You would think I was too traumatized to keep trying to conceive. But my desire for a child was only intensified. Six weeks after losing Little Bug we started actively trying to conceive again. But this time without the basal body temperatures, ovulation kits, and centering our lives around trying to conceive. God had shown me that those were my ways of trying to control the situation. Being the control freak that I am, I had to let go of this and give it to God. His timing is perfect. I will trust in His great plans for us. Even today.
I’ve been wanting to write this post for a long time but I was always afraid to do just that. I didn’t know what feelings I would be unearthing (btw, its lots of tears) or how all of you would react. But a big part of my change of heart was wanting to share more of myself and wanting to be less afraid of what I share. So here I go. Be gentle with my heart, friends.

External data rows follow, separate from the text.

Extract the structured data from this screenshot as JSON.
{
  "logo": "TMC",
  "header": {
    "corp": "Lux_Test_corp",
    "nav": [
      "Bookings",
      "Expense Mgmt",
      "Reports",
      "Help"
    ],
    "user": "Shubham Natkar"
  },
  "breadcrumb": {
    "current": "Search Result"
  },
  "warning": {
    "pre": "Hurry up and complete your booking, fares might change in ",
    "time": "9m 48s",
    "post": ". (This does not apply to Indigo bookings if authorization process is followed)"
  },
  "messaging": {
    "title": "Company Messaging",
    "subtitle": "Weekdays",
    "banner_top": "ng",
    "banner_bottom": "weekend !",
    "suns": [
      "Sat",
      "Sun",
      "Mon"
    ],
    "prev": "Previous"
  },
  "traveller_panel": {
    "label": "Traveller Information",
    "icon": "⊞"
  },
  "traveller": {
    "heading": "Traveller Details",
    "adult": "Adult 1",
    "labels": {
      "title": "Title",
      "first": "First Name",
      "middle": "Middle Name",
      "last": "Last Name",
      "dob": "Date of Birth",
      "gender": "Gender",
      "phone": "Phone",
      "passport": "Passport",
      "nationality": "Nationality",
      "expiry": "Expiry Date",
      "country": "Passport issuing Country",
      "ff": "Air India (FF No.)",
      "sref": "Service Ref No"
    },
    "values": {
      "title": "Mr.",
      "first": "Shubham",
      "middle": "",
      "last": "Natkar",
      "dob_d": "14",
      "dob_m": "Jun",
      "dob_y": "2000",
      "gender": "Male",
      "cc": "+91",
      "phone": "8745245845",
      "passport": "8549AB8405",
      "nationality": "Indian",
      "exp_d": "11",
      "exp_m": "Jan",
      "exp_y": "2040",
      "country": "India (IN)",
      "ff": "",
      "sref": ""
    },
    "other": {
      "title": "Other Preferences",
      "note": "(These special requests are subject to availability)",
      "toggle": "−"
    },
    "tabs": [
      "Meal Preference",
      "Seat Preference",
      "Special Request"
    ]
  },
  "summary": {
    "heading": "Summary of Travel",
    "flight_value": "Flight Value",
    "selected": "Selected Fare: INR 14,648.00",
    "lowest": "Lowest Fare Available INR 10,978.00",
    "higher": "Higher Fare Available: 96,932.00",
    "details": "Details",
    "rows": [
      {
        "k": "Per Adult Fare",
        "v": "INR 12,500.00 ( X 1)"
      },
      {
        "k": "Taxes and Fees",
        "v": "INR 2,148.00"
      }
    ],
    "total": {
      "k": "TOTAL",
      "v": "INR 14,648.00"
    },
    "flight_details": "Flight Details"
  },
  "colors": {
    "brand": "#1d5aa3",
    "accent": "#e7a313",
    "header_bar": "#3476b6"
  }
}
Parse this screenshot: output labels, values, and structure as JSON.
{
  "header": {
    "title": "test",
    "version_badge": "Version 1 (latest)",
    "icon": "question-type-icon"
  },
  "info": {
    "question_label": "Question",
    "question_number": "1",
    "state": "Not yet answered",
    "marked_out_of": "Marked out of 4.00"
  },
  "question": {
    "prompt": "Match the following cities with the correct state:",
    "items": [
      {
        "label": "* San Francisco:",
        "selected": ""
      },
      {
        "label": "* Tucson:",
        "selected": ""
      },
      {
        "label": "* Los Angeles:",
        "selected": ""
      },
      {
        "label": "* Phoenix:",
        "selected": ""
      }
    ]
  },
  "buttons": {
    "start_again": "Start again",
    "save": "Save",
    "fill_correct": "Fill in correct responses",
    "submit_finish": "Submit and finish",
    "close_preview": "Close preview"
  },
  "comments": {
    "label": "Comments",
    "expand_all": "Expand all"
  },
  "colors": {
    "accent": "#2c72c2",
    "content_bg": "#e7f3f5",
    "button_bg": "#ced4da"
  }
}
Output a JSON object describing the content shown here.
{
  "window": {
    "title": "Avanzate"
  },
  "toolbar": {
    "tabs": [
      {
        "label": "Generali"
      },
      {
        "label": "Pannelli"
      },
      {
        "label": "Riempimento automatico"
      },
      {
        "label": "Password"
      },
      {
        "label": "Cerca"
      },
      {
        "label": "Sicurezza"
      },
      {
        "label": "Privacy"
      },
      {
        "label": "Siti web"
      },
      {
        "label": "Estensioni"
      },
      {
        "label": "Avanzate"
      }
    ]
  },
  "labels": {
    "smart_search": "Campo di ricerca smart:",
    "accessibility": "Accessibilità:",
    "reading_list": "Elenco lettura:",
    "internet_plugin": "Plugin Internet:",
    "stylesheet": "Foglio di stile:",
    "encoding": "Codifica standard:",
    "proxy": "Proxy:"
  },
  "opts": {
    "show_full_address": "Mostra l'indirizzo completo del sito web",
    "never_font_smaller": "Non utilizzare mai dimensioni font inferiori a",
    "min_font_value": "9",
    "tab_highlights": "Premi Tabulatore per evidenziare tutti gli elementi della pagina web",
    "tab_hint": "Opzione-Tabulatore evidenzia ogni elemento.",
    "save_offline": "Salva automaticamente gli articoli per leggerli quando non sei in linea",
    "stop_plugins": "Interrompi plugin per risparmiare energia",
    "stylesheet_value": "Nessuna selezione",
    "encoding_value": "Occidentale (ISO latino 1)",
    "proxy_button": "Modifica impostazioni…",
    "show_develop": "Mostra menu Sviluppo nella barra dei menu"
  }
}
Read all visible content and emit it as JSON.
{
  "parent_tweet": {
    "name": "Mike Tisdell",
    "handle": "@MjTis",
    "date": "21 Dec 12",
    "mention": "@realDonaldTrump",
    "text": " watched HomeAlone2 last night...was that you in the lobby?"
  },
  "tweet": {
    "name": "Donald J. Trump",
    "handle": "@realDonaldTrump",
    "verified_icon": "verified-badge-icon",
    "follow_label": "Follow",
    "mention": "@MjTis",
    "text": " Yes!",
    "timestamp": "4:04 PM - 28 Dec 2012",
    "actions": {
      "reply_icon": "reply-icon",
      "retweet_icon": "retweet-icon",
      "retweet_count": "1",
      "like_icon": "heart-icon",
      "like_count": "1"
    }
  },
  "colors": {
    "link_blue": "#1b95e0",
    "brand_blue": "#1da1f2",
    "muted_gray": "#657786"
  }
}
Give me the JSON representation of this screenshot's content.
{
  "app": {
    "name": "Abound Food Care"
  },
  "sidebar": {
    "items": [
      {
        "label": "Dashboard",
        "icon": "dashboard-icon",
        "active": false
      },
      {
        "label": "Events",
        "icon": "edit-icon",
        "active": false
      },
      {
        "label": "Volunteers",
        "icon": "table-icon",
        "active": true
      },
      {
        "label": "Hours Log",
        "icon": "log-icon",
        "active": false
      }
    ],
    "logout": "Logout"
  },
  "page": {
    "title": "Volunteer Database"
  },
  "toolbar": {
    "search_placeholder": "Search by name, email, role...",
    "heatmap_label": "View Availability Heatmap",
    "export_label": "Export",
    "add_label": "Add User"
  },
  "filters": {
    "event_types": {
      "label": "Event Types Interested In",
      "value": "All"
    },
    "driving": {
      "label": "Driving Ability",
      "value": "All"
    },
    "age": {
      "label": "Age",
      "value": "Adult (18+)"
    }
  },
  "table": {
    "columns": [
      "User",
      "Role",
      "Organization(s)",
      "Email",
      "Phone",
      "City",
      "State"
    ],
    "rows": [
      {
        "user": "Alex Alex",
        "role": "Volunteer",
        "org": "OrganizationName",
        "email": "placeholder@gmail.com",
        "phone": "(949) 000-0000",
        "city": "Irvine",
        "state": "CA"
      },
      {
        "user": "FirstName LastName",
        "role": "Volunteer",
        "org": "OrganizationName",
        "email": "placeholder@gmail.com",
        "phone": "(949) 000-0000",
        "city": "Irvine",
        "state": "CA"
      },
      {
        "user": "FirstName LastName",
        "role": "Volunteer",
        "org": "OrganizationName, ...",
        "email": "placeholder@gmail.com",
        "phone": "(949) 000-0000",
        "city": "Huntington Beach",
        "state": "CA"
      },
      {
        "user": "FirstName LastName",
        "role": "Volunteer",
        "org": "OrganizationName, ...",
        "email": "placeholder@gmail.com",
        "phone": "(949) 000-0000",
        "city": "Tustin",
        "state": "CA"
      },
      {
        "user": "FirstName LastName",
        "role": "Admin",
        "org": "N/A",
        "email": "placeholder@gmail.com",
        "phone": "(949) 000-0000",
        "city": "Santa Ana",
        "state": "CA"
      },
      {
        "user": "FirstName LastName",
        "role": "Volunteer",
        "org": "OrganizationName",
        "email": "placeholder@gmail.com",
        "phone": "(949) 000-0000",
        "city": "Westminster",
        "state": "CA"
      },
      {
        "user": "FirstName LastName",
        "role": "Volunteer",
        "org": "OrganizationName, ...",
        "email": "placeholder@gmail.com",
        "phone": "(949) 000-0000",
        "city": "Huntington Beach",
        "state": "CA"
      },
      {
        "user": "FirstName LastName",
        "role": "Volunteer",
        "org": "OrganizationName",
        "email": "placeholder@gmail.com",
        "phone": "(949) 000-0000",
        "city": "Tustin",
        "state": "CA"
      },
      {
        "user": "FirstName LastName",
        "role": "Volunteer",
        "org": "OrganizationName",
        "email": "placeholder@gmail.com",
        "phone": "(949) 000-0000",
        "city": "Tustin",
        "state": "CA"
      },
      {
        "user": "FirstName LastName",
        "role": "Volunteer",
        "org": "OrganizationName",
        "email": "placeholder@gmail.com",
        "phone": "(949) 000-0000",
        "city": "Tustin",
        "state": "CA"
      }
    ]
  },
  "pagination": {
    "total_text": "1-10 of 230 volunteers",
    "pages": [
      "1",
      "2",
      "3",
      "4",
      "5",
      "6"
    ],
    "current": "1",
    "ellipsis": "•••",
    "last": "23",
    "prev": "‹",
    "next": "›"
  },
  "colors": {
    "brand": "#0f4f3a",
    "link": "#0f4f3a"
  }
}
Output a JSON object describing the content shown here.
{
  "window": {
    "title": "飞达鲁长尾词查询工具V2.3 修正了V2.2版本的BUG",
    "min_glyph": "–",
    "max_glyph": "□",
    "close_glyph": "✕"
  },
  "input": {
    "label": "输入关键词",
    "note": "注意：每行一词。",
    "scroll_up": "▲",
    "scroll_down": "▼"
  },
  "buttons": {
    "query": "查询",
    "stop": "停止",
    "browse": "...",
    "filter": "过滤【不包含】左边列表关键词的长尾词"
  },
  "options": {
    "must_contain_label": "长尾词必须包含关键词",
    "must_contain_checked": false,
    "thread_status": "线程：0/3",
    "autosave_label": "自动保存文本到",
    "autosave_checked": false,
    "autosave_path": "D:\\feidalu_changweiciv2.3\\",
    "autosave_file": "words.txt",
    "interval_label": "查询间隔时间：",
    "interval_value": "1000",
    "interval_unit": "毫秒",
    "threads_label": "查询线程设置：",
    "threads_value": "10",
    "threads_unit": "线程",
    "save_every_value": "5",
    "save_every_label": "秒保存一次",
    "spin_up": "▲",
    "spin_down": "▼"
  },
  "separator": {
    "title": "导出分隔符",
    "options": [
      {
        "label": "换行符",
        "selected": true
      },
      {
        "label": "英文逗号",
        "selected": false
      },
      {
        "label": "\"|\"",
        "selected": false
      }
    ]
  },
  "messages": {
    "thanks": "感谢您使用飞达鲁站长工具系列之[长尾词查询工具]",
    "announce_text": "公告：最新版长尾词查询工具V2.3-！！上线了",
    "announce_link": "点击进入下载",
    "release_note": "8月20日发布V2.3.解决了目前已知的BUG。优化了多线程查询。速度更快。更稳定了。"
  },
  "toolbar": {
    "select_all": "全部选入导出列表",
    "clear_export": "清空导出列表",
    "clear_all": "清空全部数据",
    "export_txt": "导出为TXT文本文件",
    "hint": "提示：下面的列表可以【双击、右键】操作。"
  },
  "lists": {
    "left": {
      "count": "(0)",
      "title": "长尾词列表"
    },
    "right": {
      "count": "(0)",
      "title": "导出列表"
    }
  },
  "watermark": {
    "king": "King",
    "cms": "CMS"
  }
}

My desire to write this post started out with me wanting to share with all of you my journey to become gluten free. But as I began thinking about my decision to become gluten free, I realized that my story wasn’t simply about food. It was more about my journey of infertility. And as terrifying as it is to write this post, I know I am not alone. Though often, I feel very, very alone. Infertility is not something that people talk about. I guarantee that at least one couple you know is struggling with infertility. But you might not know it. The culture of shame and pain behind infertility is what keeps most of us quiet. But we have no reason to be ashamed. One of the things that has helped me the most is wonderful, dear friends who have opened up to me to let me know that they have or are going through the beast of infertility right beside me. In case you don’t have those friends, I’ll be that friend for you. That is what made me truly decide to write this post. For all of us who feel alone. And more importantly, that is why I will hit that terrifying “publish” button.